:: Recorded data ::
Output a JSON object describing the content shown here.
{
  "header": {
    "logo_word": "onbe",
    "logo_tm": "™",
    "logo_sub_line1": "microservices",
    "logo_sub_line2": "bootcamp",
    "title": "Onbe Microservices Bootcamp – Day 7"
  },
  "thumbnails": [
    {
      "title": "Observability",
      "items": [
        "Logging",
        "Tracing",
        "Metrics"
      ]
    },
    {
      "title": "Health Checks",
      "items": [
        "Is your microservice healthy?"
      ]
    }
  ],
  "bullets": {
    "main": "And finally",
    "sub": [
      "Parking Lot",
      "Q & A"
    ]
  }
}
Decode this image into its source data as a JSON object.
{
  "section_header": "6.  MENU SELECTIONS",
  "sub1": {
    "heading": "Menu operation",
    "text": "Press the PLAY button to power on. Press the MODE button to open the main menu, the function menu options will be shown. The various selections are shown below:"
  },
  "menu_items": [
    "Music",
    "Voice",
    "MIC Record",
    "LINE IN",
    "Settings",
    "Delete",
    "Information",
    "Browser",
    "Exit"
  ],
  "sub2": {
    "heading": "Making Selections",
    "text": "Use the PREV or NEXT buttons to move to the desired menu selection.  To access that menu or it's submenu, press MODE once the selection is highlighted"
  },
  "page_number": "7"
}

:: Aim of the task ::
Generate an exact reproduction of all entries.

:: Worked solution ::
Output a JSON object describing the content shown here.
{
  "header": {
    "logo_word": "onbe",
    "logo_tm": "™",
    "logo_sub_line1": "microservices",
    "logo_sub_line2": "bootcamp",
    "title": "Onbe Microservices Bootcamp – Day 7"
  },
  "thumbnails": [
    {
      "title": "Observability",
      "items": [
        "Logging",
        "Tracing",
        "Metrics"
      ]
    },
    {
      "title": "Health Checks",
      "items": [
        "Is your microservice healthy?"
      ]
    }
  ],
  "bullets": {
    "main": "And finally",
    "sub": [
      "Parking Lot",
      "Q & A"
    ]
  }
}
Decode this image into its source data as a JSON object.
{
  "section_header": "6.  MENU SELECTIONS",
  "sub1": {
    "heading": "Menu operation",
    "text": "Press the PLAY button to power on. Press the MODE button to open the main menu, the function menu options will be shown. The various selections are shown below:"
  },
  "menu_items": [
    "Music",
    "Voice",
    "MIC Record",
    "LINE IN",
    "Settings",
    "Delete",
    "Information",
    "Browser",
    "Exit"
  ],
  "sub2": {
    "heading": "Making Selections",
    "text": "Use the PREV or NEXT buttons to move to the desired menu selection.  To access that menu or it's submenu, press MODE once the selection is highlighted"
  },
  "page_number": "7"
}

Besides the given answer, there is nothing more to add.